# Supplied entries
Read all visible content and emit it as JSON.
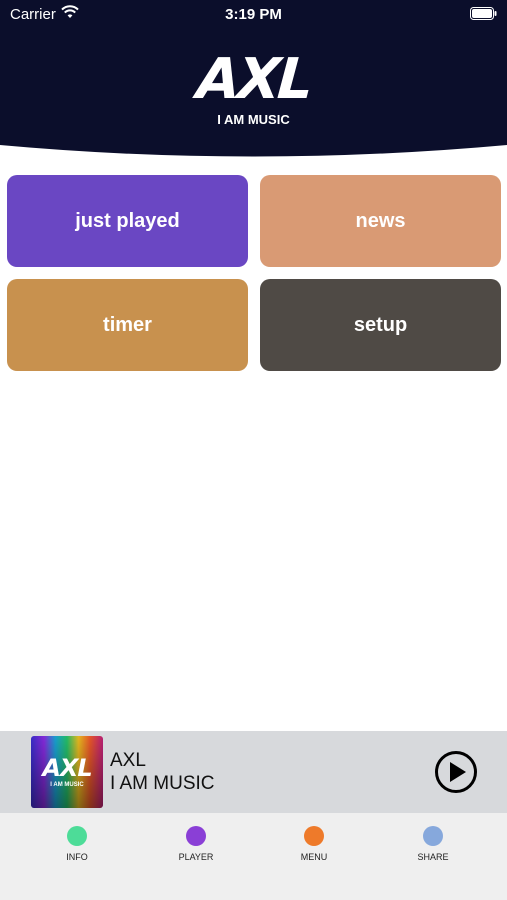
{
  "status_bar": {
    "carrier": "Carrier",
    "time": "3:19 PM"
  },
  "header": {
    "logo_main": "AXL",
    "logo_sub": "I AM MUSIC",
    "background_color": "#0b0e2b"
  },
  "tiles": [
    {
      "label": "just played",
      "color": "#6a47c3"
    },
    {
      "label": "news",
      "color": "#d99a74"
    },
    {
      "label": "timer",
      "color": "#c8914e"
    },
    {
      "label": "setup",
      "color": "#4f4a45"
    }
  ],
  "now_playing": {
    "art_text": "AXL",
    "art_sub": "I AM MUSIC",
    "title": "AXL",
    "subtitle": "I AM MUSIC",
    "play_icon": "play-circle-icon"
  },
  "tab_bar": {
    "tabs": [
      {
        "label": "INFO",
        "color": "#4ddc98"
      },
      {
        "label": "PLAYER",
        "color": "#8a3fd6"
      },
      {
        "label": "MENU",
        "color": "#ee7a2a"
      },
      {
        "label": "SHARE",
        "color": "#86a8dc"
      }
    ]
  }
}
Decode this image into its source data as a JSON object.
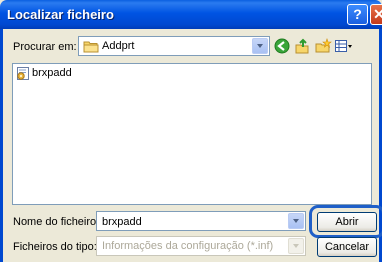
{
  "window": {
    "title": "Localizar ficheiro",
    "help_glyph": "?",
    "close_glyph": "✕"
  },
  "lookin": {
    "label": "Procurar em:",
    "value": "Addprt",
    "icon": "folder-icon"
  },
  "toolbar": {
    "icons": [
      "back-icon",
      "up-folder-icon",
      "new-folder-icon",
      "view-menu-icon"
    ]
  },
  "file_list": {
    "items": [
      {
        "name": "brxpadd",
        "icon": "setup-file-icon"
      }
    ]
  },
  "filename": {
    "label": "Nome do ficheiro:",
    "value": "brxpadd"
  },
  "filetype": {
    "label": "Ficheiros do tipo:",
    "value": "Informações da configuração (*.inf)"
  },
  "buttons": {
    "open": "Abrir",
    "cancel": "Cancelar"
  },
  "colors": {
    "title_bar": "#0054e3",
    "dialog_bg": "#ece9d8",
    "highlight": "#1f5fc8"
  }
}
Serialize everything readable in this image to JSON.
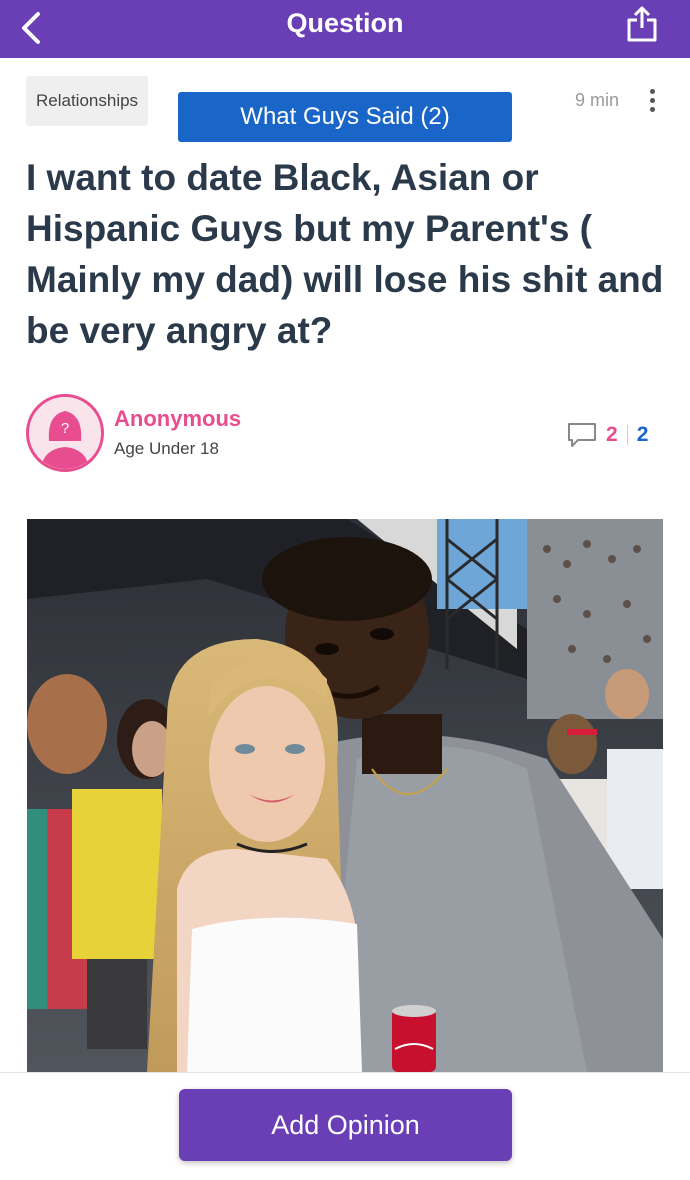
{
  "header": {
    "title": "Question",
    "back_icon": "chevron-left-icon",
    "share_icon": "share-icon",
    "background": "#6a3fb5"
  },
  "question": {
    "category": "Relationships",
    "guys_said_label": "What Guys Said (2)",
    "time": "9 min",
    "more_icon": "vertical-dots-icon",
    "title": "I want to date Black, Asian or Hispanic Guys but my Parent's ( Mainly my dad) will lose his shit and be very angry at?"
  },
  "author": {
    "name": "Anonymous",
    "age": "Age Under 18",
    "avatar_icon": "anonymous-female-avatar-icon",
    "accent_color": "#e84d8f"
  },
  "opinions": {
    "icon": "comment-icon",
    "girls_count": "2",
    "guys_count": "2"
  },
  "photo": {
    "description_icon": "post-photo"
  },
  "footer": {
    "add_opinion_label": "Add Opinion"
  },
  "colors": {
    "primary": "#6a3fb5",
    "guys_blue": "#1a66c8",
    "girls_pink": "#e84d8f",
    "title_text": "#2b3a4a"
  }
}
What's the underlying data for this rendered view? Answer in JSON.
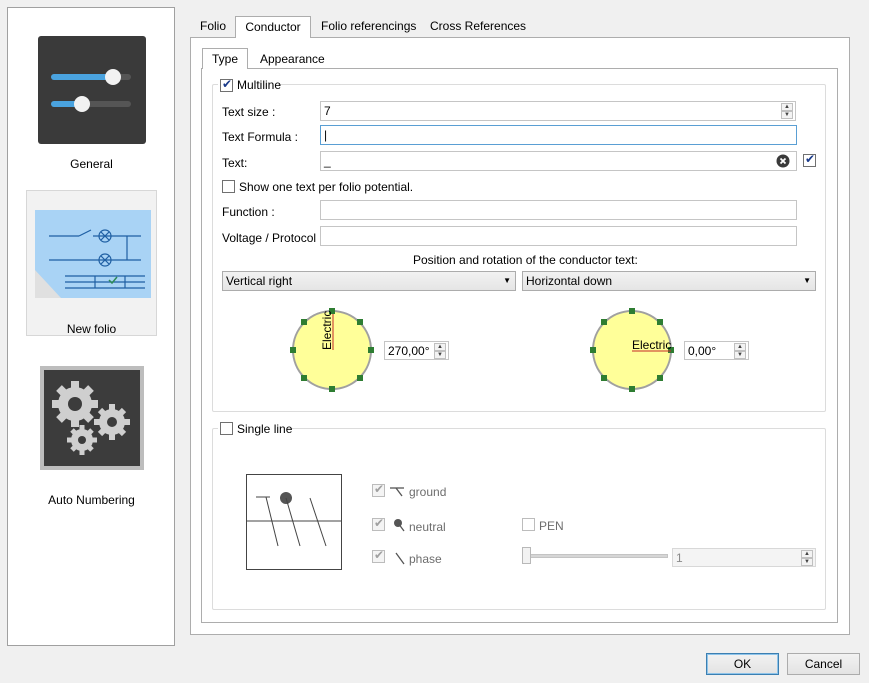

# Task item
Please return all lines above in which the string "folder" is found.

# Answer box
    "icon": "folder-icon"
      "up-folder-icon",
      "new-folder-icon",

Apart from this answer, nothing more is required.